→ WORK ORDER: Look through the records below, and copy out every line that holds the string "della".

→ SUPPLIED MATERIAL:
● ● ● ●
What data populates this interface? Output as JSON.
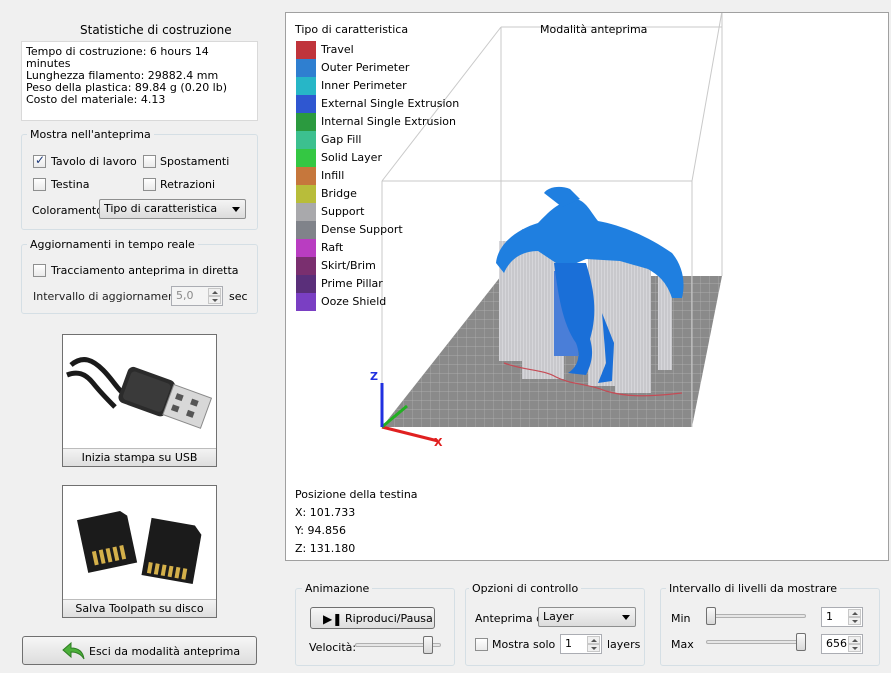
{
  "stats": {
    "title": "Statistiche di costruzione",
    "build_time": "Tempo di costruzione: 6 hours 14 minutes",
    "filament_length": "Lunghezza filamento: 29882.4 mm",
    "plastic_weight": "Peso della plastica: 89.84 g (0.20 lb)",
    "material_cost": "Costo del materiale: 4.13"
  },
  "show_preview": {
    "title": "Mostra nell'anteprima",
    "build_table": {
      "label": "Tavolo di lavoro",
      "checked": true
    },
    "travel_moves": {
      "label": "Spostamenti",
      "checked": false
    },
    "toolhead": {
      "label": "Testina",
      "checked": false
    },
    "retractions": {
      "label": "Retrazioni",
      "checked": false
    },
    "coloring_label": "Coloramento",
    "coloring_value": "Tipo di caratteristica"
  },
  "realtime": {
    "title": "Aggiornamenti in tempo reale",
    "live_tracking": {
      "label": "Tracciamento anteprima in diretta",
      "checked": false
    },
    "interval_label": "Intervallo di aggiornamento",
    "interval_value": "5,0",
    "interval_unit": "sec"
  },
  "actions": {
    "usb_print": "Inizia stampa su USB",
    "save_toolpath": "Salva Toolpath su disco",
    "exit_preview": "Esci da modalità anteprima"
  },
  "viewport": {
    "legend_title": "Tipo di caratteristica",
    "mode_title": "Modalità anteprima",
    "legend": [
      {
        "label": "Travel",
        "color": "#c0343b"
      },
      {
        "label": "Outer Perimeter",
        "color": "#2f7fd0"
      },
      {
        "label": "Inner Perimeter",
        "color": "#27b6c7"
      },
      {
        "label": "External Single Extrusion",
        "color": "#2f57d1"
      },
      {
        "label": "Internal Single Extrusion",
        "color": "#2b9a3f"
      },
      {
        "label": "Gap Fill",
        "color": "#3cc08f"
      },
      {
        "label": "Solid Layer",
        "color": "#34c743"
      },
      {
        "label": "Infill",
        "color": "#c6773c"
      },
      {
        "label": "Bridge",
        "color": "#b8bd3a"
      },
      {
        "label": "Support",
        "color": "#a9a9ac"
      },
      {
        "label": "Dense Support",
        "color": "#80838a"
      },
      {
        "label": "Raft",
        "color": "#b93dc1"
      },
      {
        "label": "Skirt/Brim",
        "color": "#7a2f6f"
      },
      {
        "label": "Prime Pillar",
        "color": "#5a2f7a"
      },
      {
        "label": "Ooze Shield",
        "color": "#7a3fc3"
      }
    ],
    "head_position_title": "Posizione della testina",
    "x": "X: 101.733",
    "y": "Y: 94.856",
    "z": "Z: 131.180",
    "axis_z": "Z",
    "axis_x": "X"
  },
  "animation": {
    "title": "Animazione",
    "play_pause": "Riproduci/Pausa",
    "speed_label": "Velocità:",
    "speed_fraction": 0.9
  },
  "control": {
    "title": "Opzioni di controllo",
    "preview_by_label": "Anteprima di",
    "preview_by_value": "Layer",
    "show_only_label": "Mostra solo",
    "show_only_checked": false,
    "show_only_value": "1",
    "layers_label": "layers"
  },
  "layer_range": {
    "title": "Intervallo di livelli da mostrare",
    "min_label": "Min",
    "min_value": "1",
    "max_label": "Max",
    "max_value": "656",
    "min_fraction": 0.0,
    "max_fraction": 1.0
  }
}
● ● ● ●
→ RESPONSE BOX:
    "plastic_weight": "Peso della plastica: 89.84 g (0.20 lb)",
    "head_position_title": "Posizione della testina",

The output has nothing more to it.